By far my favourite fairies in any form of fiction were the three good fairies – Flora, Fauna, and Merryweather – in Disney’s version of Sleeping Beauty. This is because they were well-rounded, funny, and interesting characters, in fact they were far more heroic than the incredibly bland and useless titular character.
While their magical powers were fairly generic and the film does rely upon incredibly black and white ideas of good and evil, the three of them avoided being either too girly or too bitchy by becoming developed characters rather than fairy archetypes. They had positive and negative qualities, they created some of the best comedy that’s ever been seen in a Disney film, they were loving to Aurora despite her complete lack of a personality, and when the time came to it they were completely badass. Really, the King and Queen should have given control of the kingdom to them at the end, since they were the only ones who had any sense (destroying all the spinning wheels in the kingdom both destroyed the economy and left everyone naked, your majesty).

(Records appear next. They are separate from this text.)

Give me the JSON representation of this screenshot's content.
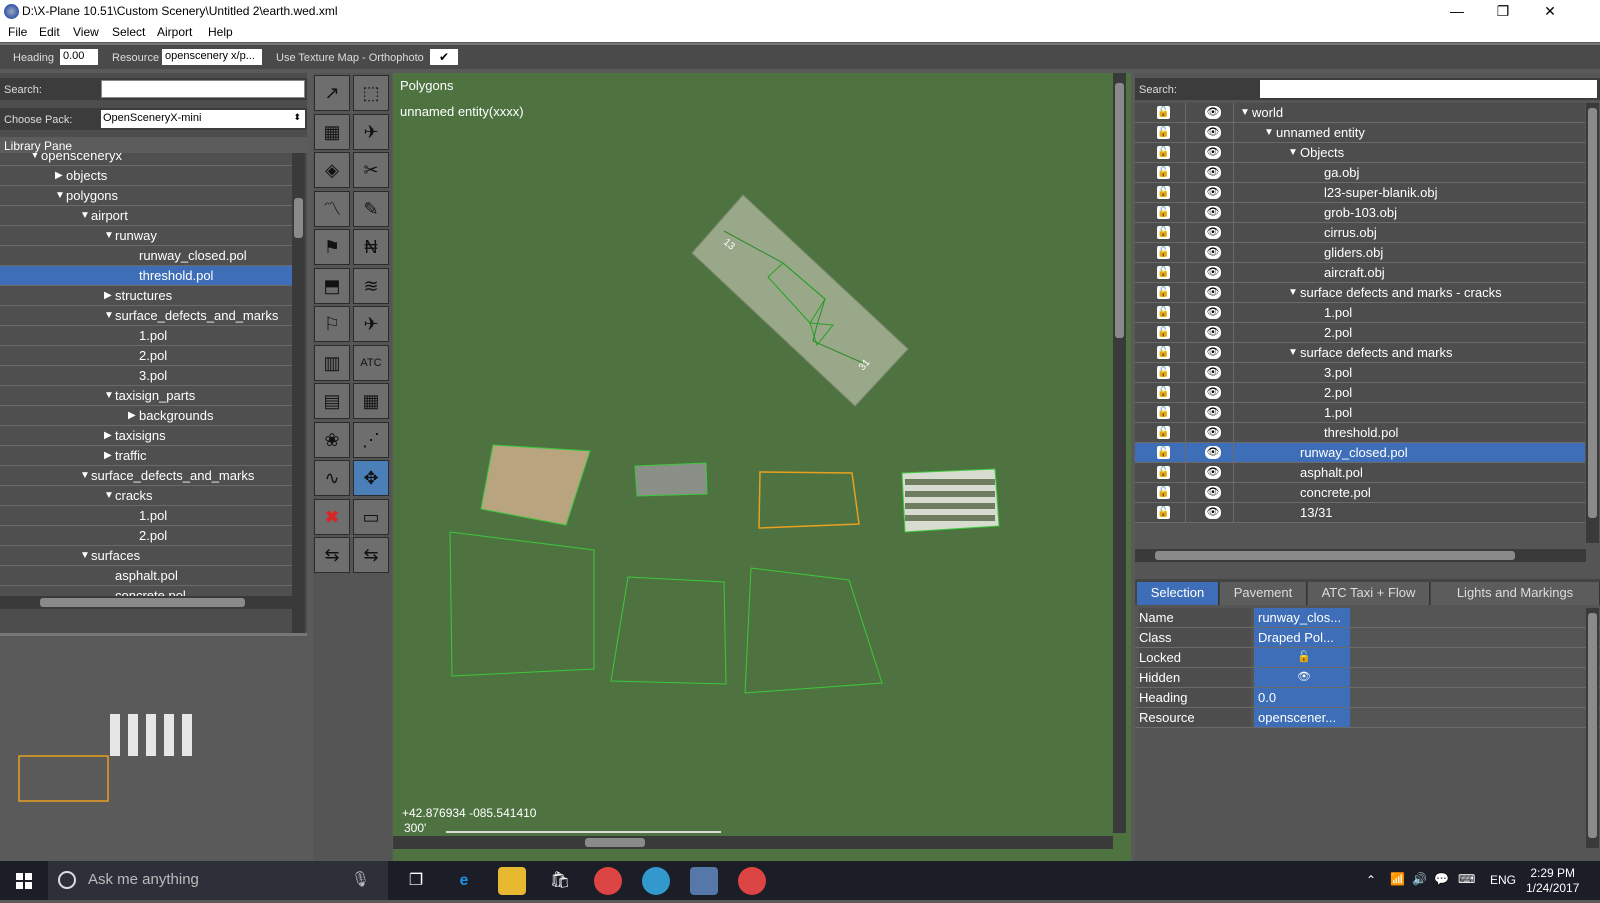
{
  "window": {
    "title": "D:\\X-Plane 10.51\\Custom Scenery\\Untitled 2\\earth.wed.xml",
    "minimize": "—",
    "restore": "❐",
    "close": "✕"
  },
  "menu": [
    "File",
    "Edit",
    "View",
    "Select",
    "Airport",
    "Help"
  ],
  "toolbar": {
    "heading_label": "Heading",
    "heading_value": "0.00",
    "resource_label": "Resource",
    "resource_value": "openscenery x/p...",
    "texture_label": "Use Texture Map - Orthophoto",
    "texture_check": "✔"
  },
  "library": {
    "search_label": "Search:",
    "pack_label": "Choose Pack:",
    "pack_value": "OpenSceneryX-mini",
    "pane_title": "Library Pane",
    "rows": [
      {
        "label": "opensceneryx",
        "tri": "▼",
        "indent": 1,
        "selected": false
      },
      {
        "label": "objects",
        "tri": "▶",
        "indent": 2,
        "selected": false
      },
      {
        "label": "polygons",
        "tri": "▼",
        "indent": 2,
        "selected": false
      },
      {
        "label": "airport",
        "tri": "▼",
        "indent": 3,
        "selected": false
      },
      {
        "label": "runway",
        "tri": "▼",
        "indent": 4,
        "selected": false
      },
      {
        "label": "runway_closed.pol",
        "tri": "",
        "indent": 5,
        "selected": false
      },
      {
        "label": "threshold.pol",
        "tri": "",
        "indent": 5,
        "selected": true
      },
      {
        "label": "structures",
        "tri": "▶",
        "indent": 4,
        "selected": false
      },
      {
        "label": "surface_defects_and_marks",
        "tri": "▼",
        "indent": 4,
        "selected": false
      },
      {
        "label": "1.pol",
        "tri": "",
        "indent": 5,
        "selected": false
      },
      {
        "label": "2.pol",
        "tri": "",
        "indent": 5,
        "selected": false
      },
      {
        "label": "3.pol",
        "tri": "",
        "indent": 5,
        "selected": false
      },
      {
        "label": "taxisign_parts",
        "tri": "▼",
        "indent": 4,
        "selected": false
      },
      {
        "label": "backgrounds",
        "tri": "▶",
        "indent": 5,
        "selected": false
      },
      {
        "label": "taxisigns",
        "tri": "▶",
        "indent": 4,
        "selected": false
      },
      {
        "label": "traffic",
        "tri": "▶",
        "indent": 4,
        "selected": false
      },
      {
        "label": "surface_defects_and_marks",
        "tri": "▼",
        "indent": 3,
        "selected": false
      },
      {
        "label": "cracks",
        "tri": "▼",
        "indent": 4,
        "selected": false
      },
      {
        "label": "1.pol",
        "tri": "",
        "indent": 5,
        "selected": false
      },
      {
        "label": "2.pol",
        "tri": "",
        "indent": 5,
        "selected": false
      },
      {
        "label": "surfaces",
        "tri": "▼",
        "indent": 3,
        "selected": false
      },
      {
        "label": "asphalt.pol",
        "tri": "",
        "indent": 4,
        "selected": false
      },
      {
        "label": "concrete.pol",
        "tri": "",
        "indent": 4,
        "selected": false
      }
    ]
  },
  "map": {
    "mode_title": "Polygons",
    "entity": "unnamed entity(xxxx)",
    "coords": "+42.876934 -085.541410",
    "scale": "300'",
    "runway_end_a": "13",
    "runway_end_b": "31"
  },
  "tools": [
    "↗",
    "⬚",
    "▦",
    "✈",
    "◈",
    "✂",
    "〽",
    "✎",
    "⚑",
    "₦",
    "⬒",
    "≋",
    "⚐",
    "✈",
    "▥",
    "ATC",
    "▤",
    "▦",
    "❀",
    "⋰",
    "∿",
    "✥",
    "✖",
    "▭",
    "⇆",
    "⇆"
  ],
  "hierarchy": {
    "search_label": "Search:",
    "rows": [
      {
        "label": "world",
        "tri": "▼",
        "indent": 0,
        "selected": false
      },
      {
        "label": "unnamed entity",
        "tri": "▼",
        "indent": 1,
        "selected": false
      },
      {
        "label": "Objects",
        "tri": "▼",
        "indent": 2,
        "selected": false
      },
      {
        "label": "ga.obj",
        "tri": "",
        "indent": 3,
        "selected": false
      },
      {
        "label": "l23-super-blanik.obj",
        "tri": "",
        "indent": 3,
        "selected": false
      },
      {
        "label": "grob-103.obj",
        "tri": "",
        "indent": 3,
        "selected": false
      },
      {
        "label": "cirrus.obj",
        "tri": "",
        "indent": 3,
        "selected": false
      },
      {
        "label": "gliders.obj",
        "tri": "",
        "indent": 3,
        "selected": false
      },
      {
        "label": "aircraft.obj",
        "tri": "",
        "indent": 3,
        "selected": false
      },
      {
        "label": "surface defects and marks - cracks",
        "tri": "▼",
        "indent": 2,
        "selected": false
      },
      {
        "label": "1.pol",
        "tri": "",
        "indent": 3,
        "selected": false
      },
      {
        "label": "2.pol",
        "tri": "",
        "indent": 3,
        "selected": false
      },
      {
        "label": "surface defects and marks",
        "tri": "▼",
        "indent": 2,
        "selected": false
      },
      {
        "label": "3.pol",
        "tri": "",
        "indent": 3,
        "selected": false
      },
      {
        "label": "2.pol",
        "tri": "",
        "indent": 3,
        "selected": false
      },
      {
        "label": "1.pol",
        "tri": "",
        "indent": 3,
        "selected": false
      },
      {
        "label": "threshold.pol",
        "tri": "",
        "indent": 3,
        "selected": false
      },
      {
        "label": "runway_closed.pol",
        "tri": "",
        "indent": 2,
        "selected": true
      },
      {
        "label": "asphalt.pol",
        "tri": "",
        "indent": 2,
        "selected": false
      },
      {
        "label": "concrete.pol",
        "tri": "",
        "indent": 2,
        "selected": false
      },
      {
        "label": "13/31",
        "tri": "",
        "indent": 2,
        "selected": false
      }
    ]
  },
  "tabs": [
    "Selection",
    "Pavement",
    "ATC Taxi + Flow",
    "Lights and Markings"
  ],
  "properties": [
    {
      "key": "Name",
      "value": "runway_clos..."
    },
    {
      "key": "Class",
      "value": "Draped Pol..."
    },
    {
      "key": "Locked",
      "value": "🔓"
    },
    {
      "key": "Hidden",
      "value": "👁"
    },
    {
      "key": "Heading",
      "value": "0.0"
    },
    {
      "key": "Resource",
      "value": "openscener..."
    }
  ],
  "taskbar": {
    "search_placeholder": "Ask me anything",
    "lang": "ENG",
    "time": "2:29 PM",
    "date": "1/24/2017"
  },
  "colors": {
    "selection": "#3d6eb7",
    "map_green": "#4f7340",
    "accent_orange": "#e8a020"
  }
}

The villainess Maleficent is also technically a fairy (which is why the re-make made her more like the fae variety) but also greatly different than most ‘bad’ fairies in fiction. True her motivation is for incredibly petty reasons, only because she wasn’t invited to a party, but she is still one of the most memorable villains that Disney has ever made. Even sixty years later, she is still the benchmark against which all other animated villains are measured. The strong characterisation of both the good and evil fairies is what makes Sleeping Beauty into both a fairy tale and a good story about fairies.